Related BBC sites

Page last updated at 10:53 GMT, Tuesday, 4 May 2010 11:53 UK
Sloths' bizarre 'toilet habit' recorded in Amazon, Peru
By Matt Walker
Editor, Earth News

Two-toed sloth emerging from human toilet in Amazon rainforest, Peru
Emerging from a human toilet

Two-toed sloths have been recorded descending from the trees to feed out of a human toilet.

The extraordinary behaviour, recorded on at least 25 occasions in the Amazon rainforest of Peru, has stumped the biologists who witnessed it.

The sloths either crawl into the latrine to feed from it or scoop out the excrement and waste within.

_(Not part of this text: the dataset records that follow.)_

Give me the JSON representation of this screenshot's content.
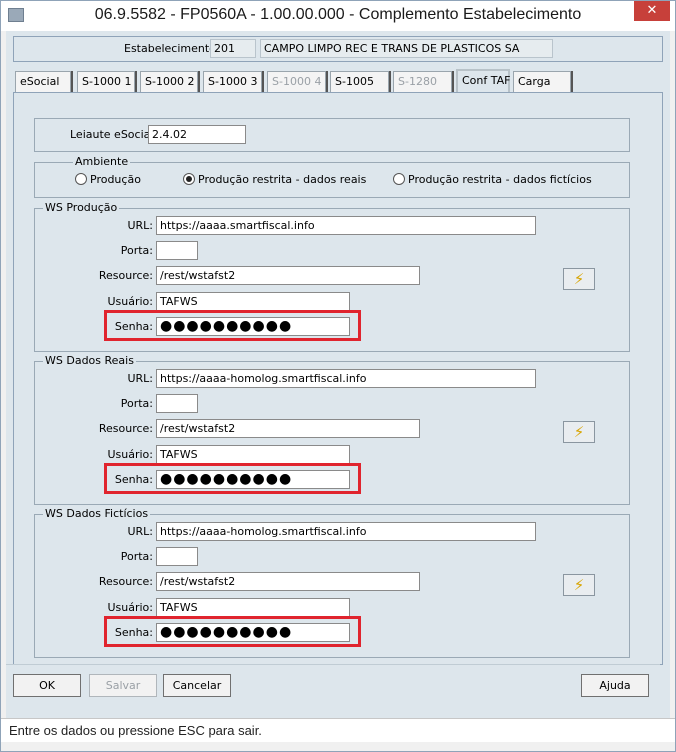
{
  "window": {
    "title": "06.9.5582 - FP0560A - 1.00.00.000 - Complemento Estabelecimento",
    "close_glyph": "✕"
  },
  "estabelecimento": {
    "label": "Estabelecimento:",
    "code": "201",
    "name": "CAMPO LIMPO REC E TRANS DE PLASTICOS SA"
  },
  "tabs": [
    {
      "label": "eSocial",
      "state": "normal"
    },
    {
      "label": "S-1000 1",
      "state": "normal"
    },
    {
      "label": "S-1000 2",
      "state": "normal"
    },
    {
      "label": "S-1000 3",
      "state": "normal"
    },
    {
      "label": "S-1000 4",
      "state": "disabled"
    },
    {
      "label": "S-1005",
      "state": "normal"
    },
    {
      "label": "S-1280",
      "state": "disabled"
    },
    {
      "label": "Conf TAF",
      "state": "active"
    },
    {
      "label": "Carga",
      "state": "normal"
    }
  ],
  "leiaute": {
    "label": "Leiaute eSocial:",
    "value": "2.4.02"
  },
  "ambiente": {
    "title": "Ambiente",
    "options": [
      "Produção",
      "Produção restrita - dados reais",
      "Produção restrita - dados fictícios"
    ],
    "selected": "Produção restrita - dados reais"
  },
  "ws_producao": {
    "title": "WS Produção",
    "url_label": "URL:",
    "url": "https://aaaa.smartfiscal.info",
    "porta_label": "Porta:",
    "porta": "",
    "resource_label": "Resource:",
    "resource": "/rest/wstafst2",
    "usuario_label": "Usuário:",
    "usuario": "TAFWS",
    "senha_label": "Senha:",
    "senha": "●●●●●●●●●●"
  },
  "ws_dados_reais": {
    "title": "WS Dados Reais",
    "url_label": "URL:",
    "url": "https://aaaa-homolog.smartfiscal.info",
    "porta_label": "Porta:",
    "porta": "",
    "resource_label": "Resource:",
    "resource": "/rest/wstafst2",
    "usuario_label": "Usuário:",
    "usuario": "TAFWS",
    "senha_label": "Senha:",
    "senha": "●●●●●●●●●●"
  },
  "ws_dados_ficticios": {
    "title": "WS Dados Fictícios",
    "url_label": "URL:",
    "url": "https://aaaa-homolog.smartfiscal.info",
    "porta_label": "Porta:",
    "porta": "",
    "resource_label": "Resource:",
    "resource": "/rest/wstafst2",
    "usuario_label": "Usuário:",
    "usuario": "TAFWS",
    "senha_label": "Senha:",
    "senha": "●●●●●●●●●●"
  },
  "buttons": {
    "ok": "OK",
    "salvar": "Salvar",
    "cancelar": "Cancelar",
    "ajuda": "Ajuda"
  },
  "test_icon": "lightning-icon",
  "highlight_color": "#e0242e",
  "status": "Entre os dados ou pressione ESC para sair."
}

The feeding habit is even more bizarre as wild sloths are plant eaters not known to feed on animal matter.

Details of the behaviour are published in the journal Mammalian Biology.


Researchers speculate the sloths must derive some nutritional benefit from their bizarre feeding habit, though it is unclear exactly what that might be.

The behaviour was recorded over a number of years by biologists working at the Estacion Biologica Quebrada Blanco field research site located in the Amazon rainforest in northeastern Peru.

The biologists based there usually study the behaviour and ecology of New World monkeys, including moustached tamarins, saddle-back tamarins and red titi monkeys.

Their camp is a traditionally built hut, with latrines located 20 to 40m away in the forest.

On the first occasion, a researcher using the latrine saw a two-toed sloth (Choloepus didactylus) hanging upside down from the wooden bars that enclose the toilet.

Two-toed sloth on the ground in Amazon rainforest, Peru
A grounded sloth is a rare sight

It was using one hand to scoop out handfuls of semi-liquid manure, comprising human faeces, urine and toilet paper, and then eating from the hand.

Since that occasion, the scientists have since recorded sloths visiting the latrine on at least 25 other occasions.

Sometimes the sloths entered the pit that formed the latrine, to feed directly from the waste inside, emerging covered in the liquid held within.

Professor Eckhard Heymann of the German Primate Centre based in Gottingen, Germany, who led the team of researchers, told the BBC that they were surprised and astonished by the behaviour.

"The sequence of events was always more or less then same: someone arriving at the latrine, seeing the sloth inside and the sloth feeling disturbed and coming out and moving away," says Prof Heymann.


The researchers suspect many individual sloths visited the latrines: on one occasion a mother and baby visited.

Why the sloths decided to visit and feed from the latrines remains a mystery.

Sloths hardly ever come down from the trees in which they live.

Usually they only descend to the forest floor to change trees or once every three to seven days to defecate.

One idea put forward by Prof Heymann's team is that the human faeces may provide a direct source of nutrients, as faeces can contain variable amounts of fibre and energy in the form of proteins, sugars and fatty acids.

Another is that the sloths visit to acquire sodium or other minerals in the waste, in the same way that some animals visit salt licks.

A two-toed sloth heads for the trees after visiting a human toilet in the Amazon rainforest in Peru
Heading for the trees after visiting the toilet

The third proposal is that the sloths may be eating insect larvae that grow among the waste.

While wild sloths are plant eaters, captive sloths have been known to accept meat and fish in their food, suggesting the animals may seek out larvae as an additional source of protein.

The odd behaviour may also come at a cost to the sloths, however.

"While at first glance our observations may simply represent a bizarre contribution to the natural history of sloths, they also bear implications for the transmission of disease from humans to wildlife," the researchers write in the journal.

Two-toed sloths can survive in secondary or disturbed forest close to human settlements.

If other sloths have developed similar tastes for human waste, it could increase the possibility of them acquiring human diseases and parasites.

Print Sponsor

In Pictures: a new side to sloths
04 Feb 10 |  Earth News
Extraordinary owl preys on sloth
04 Feb 10 |  Earth News
Sloth's lazy image 'a myth'
13 May 08 |  Science & Environment



From Science/Environment in the past week


Sign in

BBC navigation

Copyright © 2018 BBC. The BBC is not responsible for the content of external sites. Read more.

This page is best viewed in an up-to-date web browser with style sheets (CSS) enabled. While you will be able to view the content of this page in your current browser, you will not be able to get the full visual experience. Please consider upgrading your browser software or enabling style sheets (CSS) if you are able to do so.

Americas Africa Europe Middle East South Asia Asia Pacific